The author is a teacher. Joe Baron is a pseudonym.

Several years ago, a Guardian columnist – whose name escapes me – argued that, as a consequence of an evolutionary anomaly, whereby the peculiarities of male instincts, immanent skills and inherited abilities have yet to evolve to suit our altered socioeconomic and environmental circumstances, it is not surprising that some boys behave badly. Far from being equipped for the modern world of sedentary indolence, where tapping a keyboard is the closest thing you’ll get to the kind of intense activity existent on the steppes of central Asia some twenty thousand years ago, they remain, at heart, ferocious hunter-gatherers, genetically predisposed to sporadic bouts of aggression and gifted with the spatial awareness to successfully pursue, kill, gather and ultimately survive to live another day. No wonder, then, given this reality, they find it difficult to sit still and learn Pythagoras’ Theorem and quadratic equations.

It is indeed a convincing argument that, unfortunately, lets itself down by proffering a pessimistic non-remedy. Apparently we’ve just got to lump it; we’ve got to accept the fact that boys will naturally be aggressive and, by implication, violent and abusive at school; we’ve got to accept that, literally speaking, “boys will be boys”. Well I don’t buy it.

If boys are genetically inclined to evince such behaviours, we shouldn’t bury our heads in the sand and wait for evolution to work its magic – a phenomenon that could, no doubt, take tens of thousands, if not millions, of years to bear fruit. Instead we should accommodate them, as they do in many excellent schools around the country. Why not direct their natural aggression, competitiveness and hone their spacial awareness through sport, for example? Would that be too masculine for our fluffy Guardian columnist, perhaps?

I was lucky enough to go to an excellent school that encouraged competitive sports, music, drama and, of course, both academic and artistic excellence. In the winter we played rugby every Saturday afternoon; in the summer it was athletics and cricket; in music, we had various bands according to instrumental competency and our lessons were equally competitive and strictly stratified according to one’s ability.

The point is here that the educational philosophy espoused by my alma mater accepted our inherent masculinity. Aggression was controlled through sports; our competitive spirit was accommodated through academic, sporting and artistic selection, inter-house cross-country, debating and chess tournaments not to mention regular competitive fixtures against other schools. As a result, abuse of our teachers was unheard of. Away from the rugby pitch, acts of aggression were indeed non-existent, and, let me make this clear, this was a comprehensive school that included ordinary kids, including me, from the local area, some relatively wealthy, some living in abject penury.

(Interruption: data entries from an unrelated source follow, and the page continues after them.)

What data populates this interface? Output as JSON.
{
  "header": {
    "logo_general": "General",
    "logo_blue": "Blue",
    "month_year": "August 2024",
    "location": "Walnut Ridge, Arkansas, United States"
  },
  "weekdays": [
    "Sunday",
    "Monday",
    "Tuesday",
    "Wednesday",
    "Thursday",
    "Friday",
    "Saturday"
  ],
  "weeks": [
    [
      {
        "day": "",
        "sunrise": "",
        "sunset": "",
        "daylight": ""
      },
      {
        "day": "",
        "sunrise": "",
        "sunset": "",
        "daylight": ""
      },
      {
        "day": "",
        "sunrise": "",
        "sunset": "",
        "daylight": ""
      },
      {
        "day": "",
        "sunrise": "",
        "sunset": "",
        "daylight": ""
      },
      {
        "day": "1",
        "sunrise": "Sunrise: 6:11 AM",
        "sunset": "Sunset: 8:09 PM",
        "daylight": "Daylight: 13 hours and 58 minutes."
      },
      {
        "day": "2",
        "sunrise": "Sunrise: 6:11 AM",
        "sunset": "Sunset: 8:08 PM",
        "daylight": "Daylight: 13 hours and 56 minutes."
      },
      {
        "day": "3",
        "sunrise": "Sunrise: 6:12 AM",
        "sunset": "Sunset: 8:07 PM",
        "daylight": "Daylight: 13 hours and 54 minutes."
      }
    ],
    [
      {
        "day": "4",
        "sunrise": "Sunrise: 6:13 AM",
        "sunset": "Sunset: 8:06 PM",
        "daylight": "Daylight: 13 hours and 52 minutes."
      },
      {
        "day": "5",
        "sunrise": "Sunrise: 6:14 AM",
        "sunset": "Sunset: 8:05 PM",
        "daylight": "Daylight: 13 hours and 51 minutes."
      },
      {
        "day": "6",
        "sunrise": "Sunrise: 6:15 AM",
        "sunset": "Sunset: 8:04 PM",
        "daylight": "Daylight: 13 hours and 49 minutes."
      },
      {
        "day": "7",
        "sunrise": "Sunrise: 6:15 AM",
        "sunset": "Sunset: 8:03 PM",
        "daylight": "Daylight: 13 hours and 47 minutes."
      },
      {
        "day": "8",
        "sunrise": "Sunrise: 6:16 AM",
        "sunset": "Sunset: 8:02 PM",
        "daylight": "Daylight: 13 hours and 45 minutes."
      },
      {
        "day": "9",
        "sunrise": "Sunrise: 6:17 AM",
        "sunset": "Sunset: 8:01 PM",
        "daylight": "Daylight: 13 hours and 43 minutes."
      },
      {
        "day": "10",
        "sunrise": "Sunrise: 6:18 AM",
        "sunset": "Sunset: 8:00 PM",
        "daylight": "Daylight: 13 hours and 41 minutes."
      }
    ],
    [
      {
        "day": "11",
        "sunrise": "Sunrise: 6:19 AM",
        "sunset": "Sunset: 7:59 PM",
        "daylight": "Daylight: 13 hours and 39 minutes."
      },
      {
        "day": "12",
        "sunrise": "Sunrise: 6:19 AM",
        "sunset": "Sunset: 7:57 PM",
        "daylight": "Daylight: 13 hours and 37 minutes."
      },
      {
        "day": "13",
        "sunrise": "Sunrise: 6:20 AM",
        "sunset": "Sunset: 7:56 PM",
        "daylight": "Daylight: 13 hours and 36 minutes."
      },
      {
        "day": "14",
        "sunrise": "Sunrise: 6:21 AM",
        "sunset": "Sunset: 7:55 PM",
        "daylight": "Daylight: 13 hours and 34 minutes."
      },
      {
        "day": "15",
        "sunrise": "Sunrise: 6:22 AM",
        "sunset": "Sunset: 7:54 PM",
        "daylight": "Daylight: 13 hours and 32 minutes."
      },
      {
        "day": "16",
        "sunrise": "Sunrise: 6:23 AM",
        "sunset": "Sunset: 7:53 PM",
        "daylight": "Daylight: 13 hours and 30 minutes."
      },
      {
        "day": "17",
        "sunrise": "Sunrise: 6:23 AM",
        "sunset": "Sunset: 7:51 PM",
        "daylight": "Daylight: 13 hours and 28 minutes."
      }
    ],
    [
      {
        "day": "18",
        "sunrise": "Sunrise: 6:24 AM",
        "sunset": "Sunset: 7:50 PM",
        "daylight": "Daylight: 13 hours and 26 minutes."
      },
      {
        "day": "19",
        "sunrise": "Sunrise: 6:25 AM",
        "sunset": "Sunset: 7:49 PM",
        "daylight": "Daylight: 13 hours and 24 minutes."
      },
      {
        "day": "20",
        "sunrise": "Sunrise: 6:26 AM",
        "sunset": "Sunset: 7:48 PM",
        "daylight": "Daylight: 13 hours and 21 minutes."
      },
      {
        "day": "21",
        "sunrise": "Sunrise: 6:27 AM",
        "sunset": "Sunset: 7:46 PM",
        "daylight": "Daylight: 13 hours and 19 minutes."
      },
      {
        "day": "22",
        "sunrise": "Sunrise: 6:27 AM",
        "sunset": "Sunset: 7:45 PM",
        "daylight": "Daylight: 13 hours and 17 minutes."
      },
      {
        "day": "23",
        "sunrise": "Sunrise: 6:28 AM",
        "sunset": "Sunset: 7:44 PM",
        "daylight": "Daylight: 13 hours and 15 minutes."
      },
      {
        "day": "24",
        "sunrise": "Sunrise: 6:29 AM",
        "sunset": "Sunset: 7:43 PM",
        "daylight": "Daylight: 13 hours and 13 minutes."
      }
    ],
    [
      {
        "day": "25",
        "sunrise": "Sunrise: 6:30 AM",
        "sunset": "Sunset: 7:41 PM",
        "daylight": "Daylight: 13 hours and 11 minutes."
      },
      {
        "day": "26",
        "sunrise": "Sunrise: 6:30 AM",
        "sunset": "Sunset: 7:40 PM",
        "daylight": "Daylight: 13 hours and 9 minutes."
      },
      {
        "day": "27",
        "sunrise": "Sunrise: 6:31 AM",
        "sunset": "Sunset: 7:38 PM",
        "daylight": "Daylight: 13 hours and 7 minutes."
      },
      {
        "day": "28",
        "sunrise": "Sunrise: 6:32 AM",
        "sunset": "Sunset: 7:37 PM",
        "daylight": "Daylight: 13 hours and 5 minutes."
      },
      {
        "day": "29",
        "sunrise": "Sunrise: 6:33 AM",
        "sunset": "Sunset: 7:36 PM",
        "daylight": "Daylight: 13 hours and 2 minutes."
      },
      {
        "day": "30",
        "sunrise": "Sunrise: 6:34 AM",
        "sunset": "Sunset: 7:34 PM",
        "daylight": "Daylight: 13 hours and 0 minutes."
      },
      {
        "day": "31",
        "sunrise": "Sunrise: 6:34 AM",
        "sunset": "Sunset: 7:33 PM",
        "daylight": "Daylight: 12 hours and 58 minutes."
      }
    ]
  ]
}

In contrast, in my view, today’s education system has been feminised and, as a sad consequence, aggression, abuse and violence are rife, particularly among boys. There are mixed ability classes, little to no competitive sports, an overweening, suffocating “all must have prizes” culture and interminable classroom discussions about feelings – four features that contrive to inhibit and frustrate a boy’s natural instincts. No wonder they misbehave, especially when Left-wing, moral relativist, non-judgementalist, misguided senior leaders refuse to discipline them, too.

If we want our boys to behave and get the best out of school, we must accept reality, accommodate and control their natural instincts, and reverse the dangerous feminisation of our education system. It’s no good, Mr Guardian Columnist, irresponsibly asserting, “We’ve just got to put up with it!”